AD Main Menu

Arctic military buildup linked to climate change by new report

Craig MedredAlaska Dispatch
Aaron Jansen illustration

Is the Arctic being militarized?

As nations and corporations look north to unlock natural resources in the melting Arctic Ocean, military buildup is accelerating at the pole, too.

Indeed, according to a new report by the Center for Climate and Energy Solutions, militarization has been going on for  years -- "the starkest example yet of the way climate change directly affects international security."

The report looks at how focused governments are on their northern borders, where climate change is occurring at twice the global rate. It also examines evolving Arctic policy.

Six main findings are presented in the report:

1. Since 2008, Canada, Denmark, Norway, Russia, the United States, the European Union, the Nordic countries and NATO have all made major Arctic policy announcements. So many policy announcements from major players in such a short time frame is highly unusual — not just for the Arctic but for international affairs in general.

2. A prevalent theme in nearly all the policy announcements was the need to protect the region’s environment in the face of rapid climate change and increased economic activity.
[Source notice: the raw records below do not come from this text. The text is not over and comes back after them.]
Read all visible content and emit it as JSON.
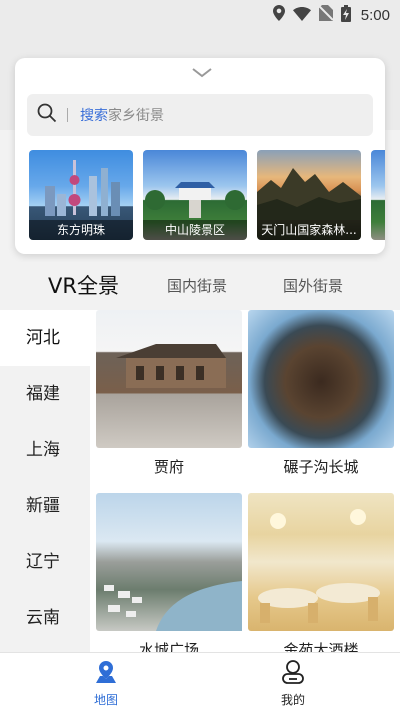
{
  "status_bar": {
    "time": "5:00",
    "icons": [
      "location-icon",
      "wifi-icon",
      "no-sim-icon",
      "battery-charging-icon"
    ]
  },
  "search": {
    "highlight": "搜索",
    "rest": "家乡街景"
  },
  "featured_places": [
    {
      "label": "东方明珠"
    },
    {
      "label": "中山陵景区"
    },
    {
      "label": "天门山国家森林..."
    }
  ],
  "tabs": [
    {
      "label": "VR全景",
      "active": true
    },
    {
      "label": "国内街景",
      "active": false
    },
    {
      "label": "国外街景",
      "active": false
    }
  ],
  "provinces": [
    {
      "label": "河北",
      "active": true
    },
    {
      "label": "福建",
      "active": false
    },
    {
      "label": "上海",
      "active": false
    },
    {
      "label": "新疆",
      "active": false
    },
    {
      "label": "辽宁",
      "active": false
    },
    {
      "label": "云南",
      "active": false
    }
  ],
  "scenes": [
    {
      "label": "贾府"
    },
    {
      "label": "碾子沟长城"
    },
    {
      "label": "水城广场"
    },
    {
      "label": "金苑大酒楼"
    }
  ],
  "bottom_nav": [
    {
      "label": "地图",
      "icon": "map-pin-icon",
      "active": true
    },
    {
      "label": "我的",
      "icon": "profile-icon",
      "active": false
    }
  ],
  "colors": {
    "accent": "#2f6ed6"
  }
}
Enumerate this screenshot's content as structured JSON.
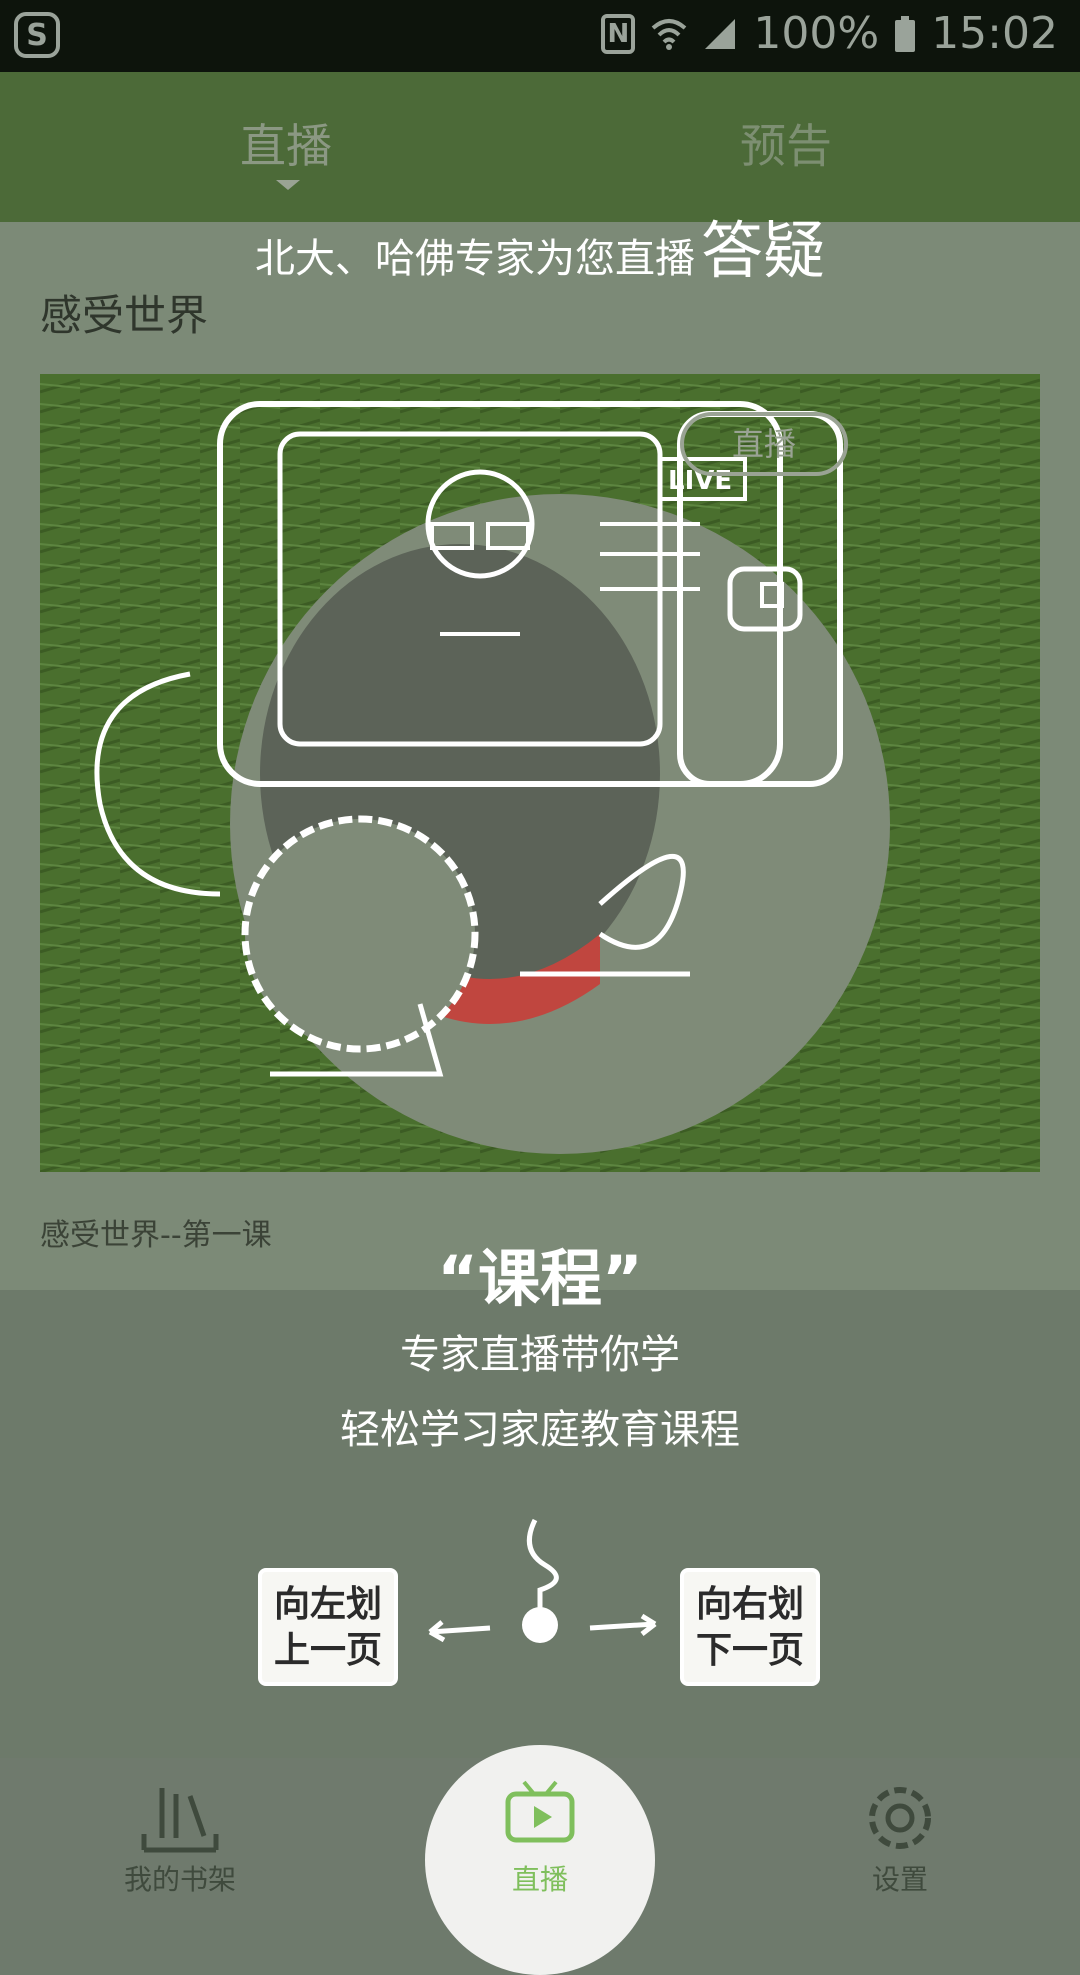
{
  "status_bar": {
    "battery": "100%",
    "time": "15:02",
    "icons": [
      "sogou-s-icon",
      "nfc-icon",
      "wifi-icon",
      "signal-icon",
      "battery-icon"
    ]
  },
  "tabs": {
    "live": "直播",
    "preview": "预告"
  },
  "guide": {
    "top_text": "北大、哈佛专家为您直播",
    "top_emph": "答疑",
    "heading": "“课程”",
    "line1": "专家直播带你学",
    "line2": "轻松学习家庭教育课程",
    "swipe_left_l1": "向左划",
    "swipe_left_l2": "上一页",
    "swipe_right_l1": "向右划",
    "swipe_right_l2": "下一页"
  },
  "content": {
    "section_title": "感受世界",
    "cover_badge": "直播",
    "tv_live_label": "LIVE",
    "course_title": "感受世界--第一课"
  },
  "bottom_nav": {
    "shelf": "我的书架",
    "live": "直播",
    "settings": "设置"
  },
  "colors": {
    "status_bar": "#0d140c",
    "tab_bar": "#4c6a38",
    "content_dim": "#7c8a77",
    "accent_green": "#7fbf5c"
  }
}
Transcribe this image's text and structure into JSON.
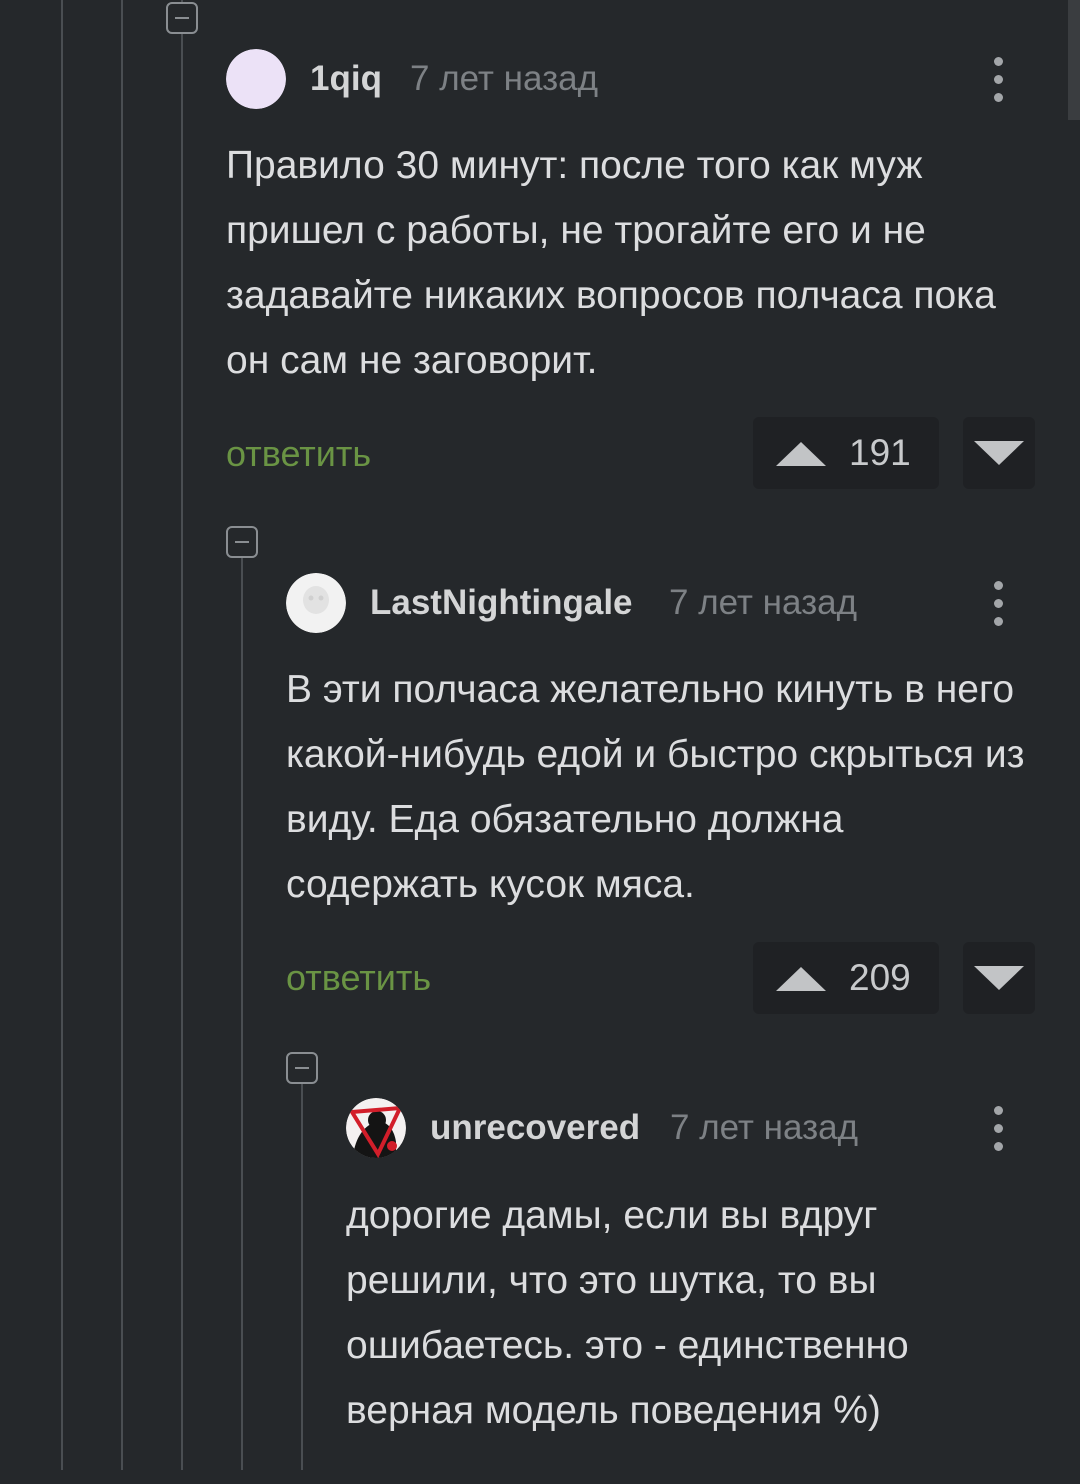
{
  "comments": [
    {
      "username": "1qiq",
      "time": "7 лет назад",
      "text": "Правило 30 минут: после того как муж пришел с работы, не трогайте его и не задавайте никаких вопросов полчаса пока он сам не заговорит.",
      "reply_label": "ответить",
      "votes": "191",
      "avatar": "lavender-circle-avatar"
    },
    {
      "username": "LastNightingale",
      "time": "7 лет назад",
      "text": "В эти полчаса желательно кинуть в него какой-нибудь едой и быстро скрыться из виду. Еда обязательно должна содержать кусок мяса.",
      "reply_label": "ответить",
      "votes": "209",
      "avatar": "white-ghost-avatar"
    },
    {
      "username": "unrecovered",
      "time": "7 лет назад",
      "text": "дорогие дамы, если вы вдруг решили, что это шутка, то вы ошибаетесь. это - единственно верная модель поведения %)",
      "avatar": "red-silhouette-avatar"
    }
  ],
  "colors": {
    "background": "#25282b",
    "reply_link": "#6a9444",
    "vote_box": "#1f2124",
    "thread_line": "#4a4e52"
  }
}
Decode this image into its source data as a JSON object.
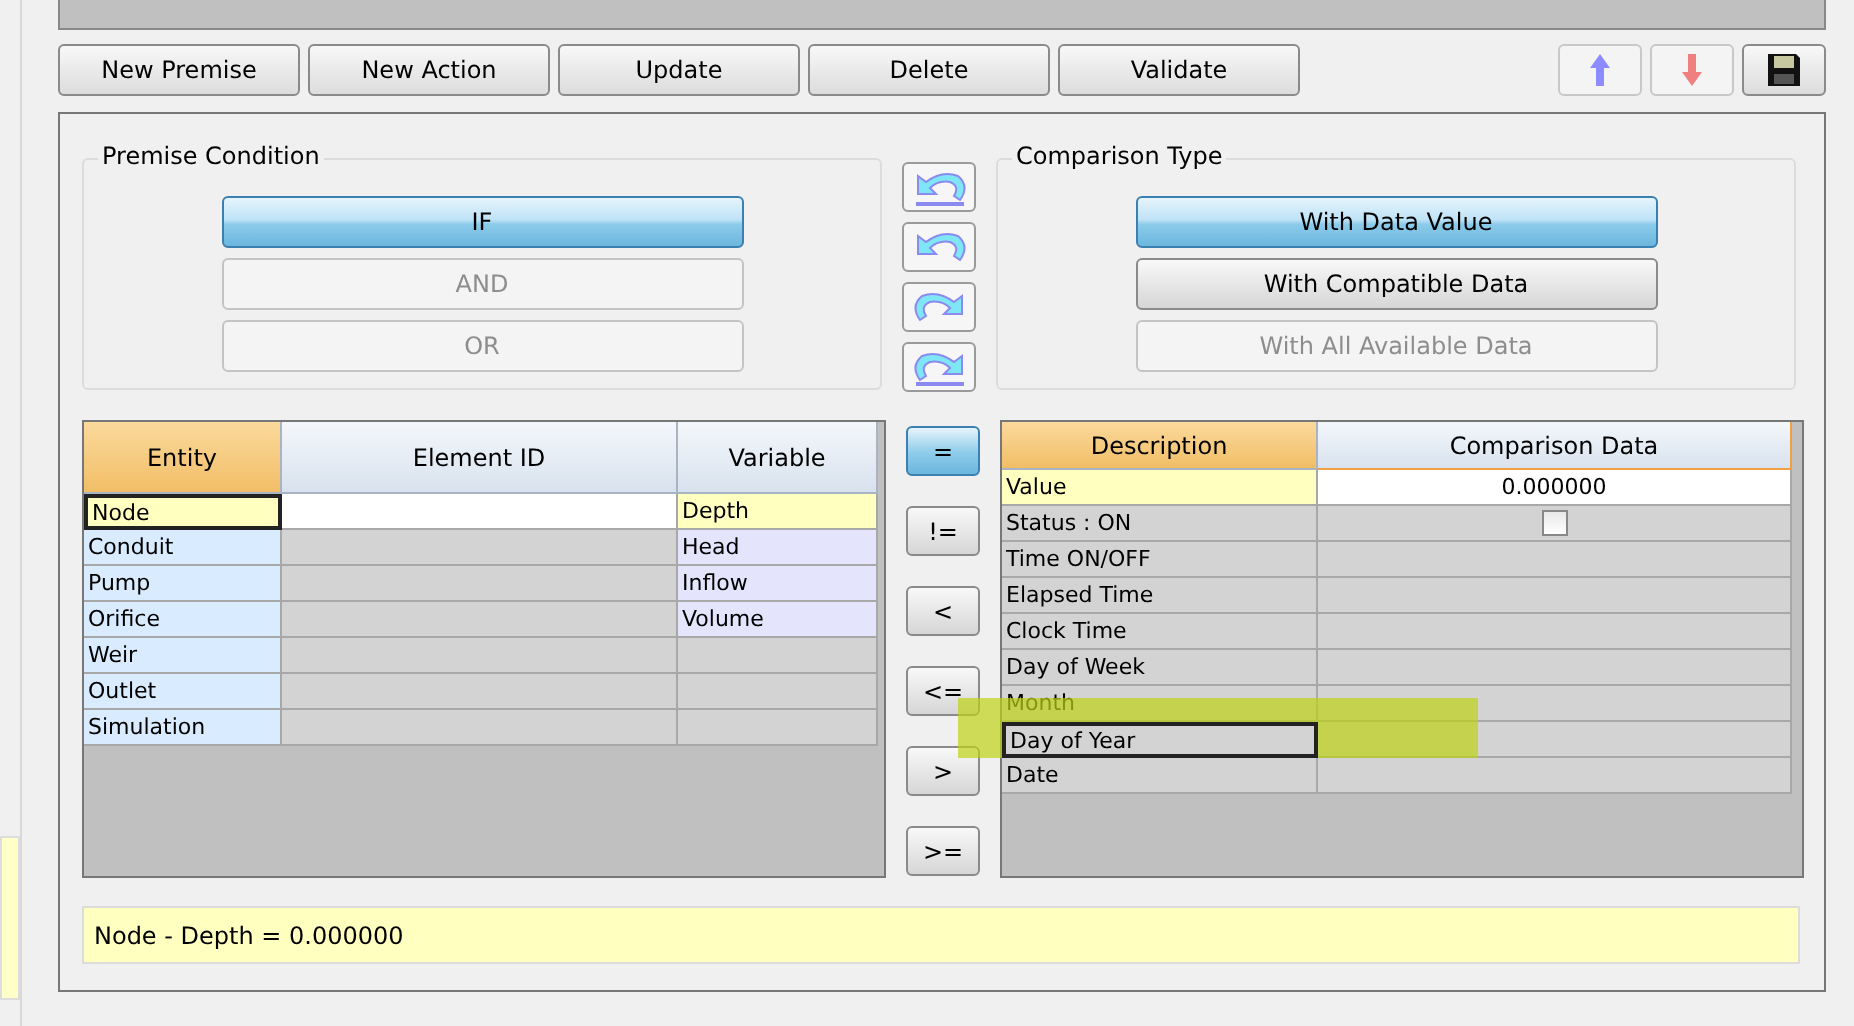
{
  "toolbar": {
    "buttons": [
      "New Premise",
      "New Action",
      "Update",
      "Delete",
      "Validate"
    ],
    "icon_buttons": [
      {
        "kind": "up",
        "disabled": true
      },
      {
        "kind": "down",
        "disabled": true
      },
      {
        "kind": "save",
        "disabled": false
      }
    ]
  },
  "premise_condition": {
    "title": "Premise Condition",
    "options": [
      {
        "label": "IF",
        "selected": true,
        "disabled": false
      },
      {
        "label": "AND",
        "selected": false,
        "disabled": true
      },
      {
        "label": "OR",
        "selected": false,
        "disabled": true
      }
    ]
  },
  "move_buttons": [
    {
      "kind": "top"
    },
    {
      "kind": "up"
    },
    {
      "kind": "down"
    },
    {
      "kind": "bottom"
    }
  ],
  "comparison_type": {
    "title": "Comparison Type",
    "options": [
      {
        "label": "With Data Value",
        "selected": true,
        "disabled": false
      },
      {
        "label": "With Compatible Data",
        "selected": false,
        "disabled": false
      },
      {
        "label": "With All Available Data",
        "selected": false,
        "disabled": true
      }
    ]
  },
  "entity_table": {
    "columns": [
      {
        "label": "Entity",
        "selected": true
      },
      {
        "label": "Element ID",
        "selected": false
      },
      {
        "label": "Variable",
        "selected": false
      }
    ],
    "rows": [
      {
        "entity": "Node",
        "variable": "Depth",
        "selected": true,
        "focused": true
      },
      {
        "entity": "Conduit",
        "variable": "Head",
        "selected": false,
        "focused": false
      },
      {
        "entity": "Pump",
        "variable": "Inflow",
        "selected": false,
        "focused": false
      },
      {
        "entity": "Orifice",
        "variable": "Volume",
        "selected": false,
        "focused": false
      },
      {
        "entity": "Weir",
        "selected": false,
        "focused": false
      },
      {
        "entity": "Outlet",
        "selected": false,
        "focused": false
      },
      {
        "entity": "Simulation",
        "selected": false,
        "focused": false
      }
    ]
  },
  "operators": [
    {
      "label": "=",
      "selected": true
    },
    {
      "label": "!=",
      "selected": false
    },
    {
      "label": "<",
      "selected": false
    },
    {
      "label": "<=",
      "selected": false
    },
    {
      "label": ">",
      "selected": false
    },
    {
      "label": ">=",
      "selected": false
    }
  ],
  "comparison_table": {
    "columns": [
      {
        "label": "Description",
        "selected": true
      },
      {
        "label": "Comparison Data",
        "selected": false
      }
    ],
    "rows": [
      {
        "description": "Value",
        "kind": "value",
        "value": "0.000000",
        "selected": true,
        "focused": false,
        "highlighted": false
      },
      {
        "description": "Status : ON",
        "kind": "checkbox",
        "checked": false,
        "selected": false,
        "focused": false,
        "highlighted": false
      },
      {
        "description": "Time ON/OFF",
        "kind": "empty",
        "selected": false,
        "focused": false,
        "highlighted": false
      },
      {
        "description": "Elapsed Time",
        "kind": "empty",
        "selected": false,
        "focused": false,
        "highlighted": false
      },
      {
        "description": "Clock Time",
        "kind": "empty",
        "selected": false,
        "focused": false,
        "highlighted": false
      },
      {
        "description": "Day of Week",
        "kind": "empty",
        "selected": false,
        "focused": false,
        "highlighted": false
      },
      {
        "description": "Month",
        "kind": "empty",
        "selected": false,
        "focused": false,
        "highlighted": false
      },
      {
        "description": "Day of Year",
        "kind": "empty",
        "selected": false,
        "focused": true,
        "highlighted": true
      },
      {
        "description": "Date",
        "kind": "empty",
        "selected": false,
        "focused": false,
        "highlighted": false
      }
    ]
  },
  "status_text": "Node - Depth = 0.000000"
}
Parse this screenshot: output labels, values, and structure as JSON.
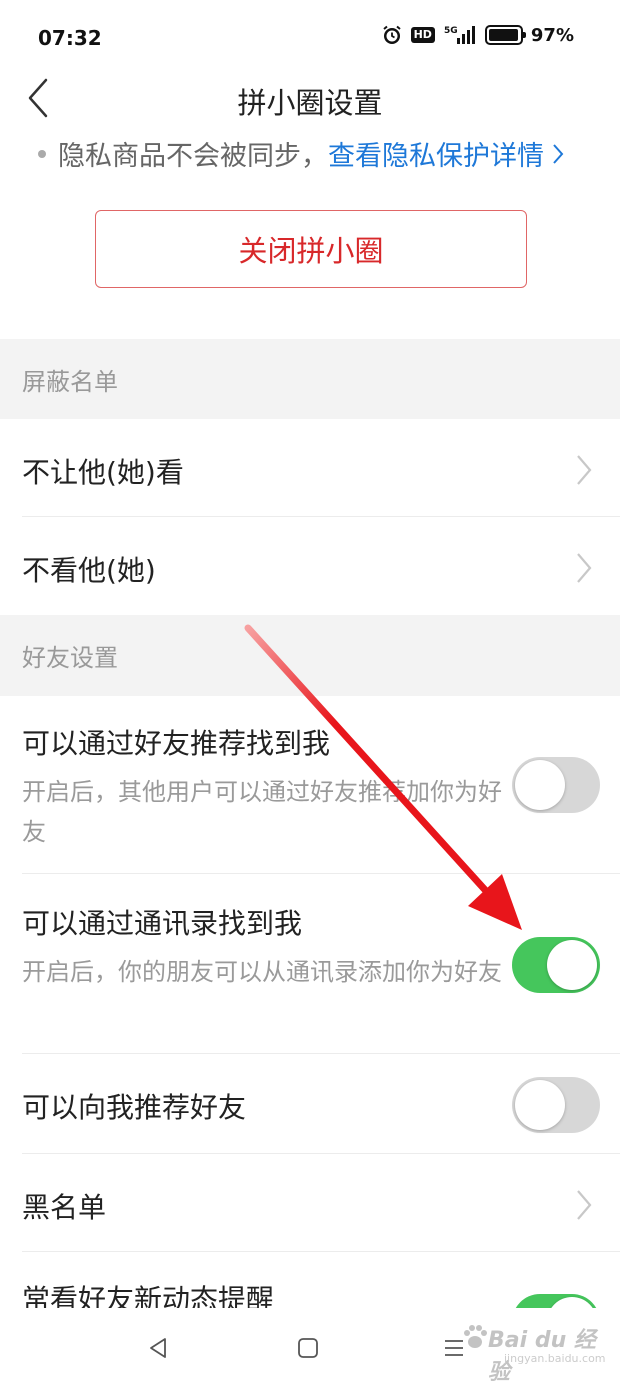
{
  "status_bar": {
    "time": "07:32",
    "hd": "HD",
    "network": "5G",
    "battery": "97%",
    "battery_level": 0.97
  },
  "header": {
    "title": "拼小圈设置"
  },
  "privacy_note": {
    "text": "隐私商品不会被同步，",
    "link": "查看隐私保护详情"
  },
  "close_button": {
    "label": "关闭拼小圈"
  },
  "sections": {
    "block_list": {
      "title": "屏蔽名单",
      "items": [
        {
          "label": "不让他(她)看"
        },
        {
          "label": "不看他(她)"
        }
      ]
    },
    "friend_settings": {
      "title": "好友设置",
      "items": [
        {
          "label": "可以通过好友推荐找到我",
          "desc": "开启后，其他用户可以通过好友推荐加你为好友",
          "enabled": false
        },
        {
          "label": "可以通过通讯录找到我",
          "desc": "开启后，你的朋友可以从通讯录添加你为好友",
          "enabled": true
        },
        {
          "label": "可以向我推荐好友",
          "enabled": false
        },
        {
          "label": "黑名单"
        },
        {
          "label": "常看好友新动态提醒",
          "enabled": true
        }
      ]
    }
  },
  "watermark": {
    "text": "Bai du 经验",
    "url": "jingyan.baidu.com"
  },
  "colors": {
    "accent_red": "#d8282a",
    "link_blue": "#1e78d8",
    "toggle_on": "#45c65c",
    "toggle_off": "#d7d7d7",
    "arrow_red": "#e8151b"
  }
}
3. In most statements, the states have emphasized their commitment to cooperation and to the principles of international law. As one example, the five coastal Arctic states — Canada, Denmark, Norway, Russia and the United States — agreed in the 2008 Ilulissat Declaration to settle any territorial disputes in the Arctic under the principles of the law of the sea. On the other hand, many of the Arctic states’ actions and statements make it clear that they intend to develop the military capacity to act unilaterally, if necessary, to protect national interests in the region. 

4. Most of the Arctic states are modernizing their military forces in the Arctic. For example, the United States recently began operating its newest class of fast-attack submarines in the Arctic and the Russians have begun building a new fleet of nuclear-powered submarines for both fast attack and ballistic missile- launching missions. Norway announced plans to purchase 48 F-35 Joint Strike Fighters, and both Norway and Denmark have equipped their navies with Arctic combat capabilities. So if political cooperation in the region sours, most countries will have forces prepared to compete in a hostile environment.

5. Non-Arctic states and organizations have also begun to consider Arctic security, too. Of special relevance, NATO has begun to coordinate with its Arctic members on search and rescue. Since Russia views NATO with suspicion, the alliance’s role in the Arctic has the potential to create tensions. 

6. The principal cause of renewed national interest in the Arctic is the increasing accessibility of Arctic waters. However, interests in the region vary from country to country. As new sea routes open, Canada and Russia see their core interests as maintaining sovereignty in their territorial waters, while the United States puts greater emphasis on freedom of the seas for navigation. Russia, meanwhile, has invested tens of billions of dollars in Arctic oil projects, and its recent statements and actions suggest that it will act to safeguard its oil wealth in the region. The importance of Arctic oil will grow for all nations as oil prices continue to rise and the desire for energy security grows.

Read much more about the report -- and whether the Arctic Council should lift its ban on discussing military issues -- at the Center for Climate and Energy Solutions.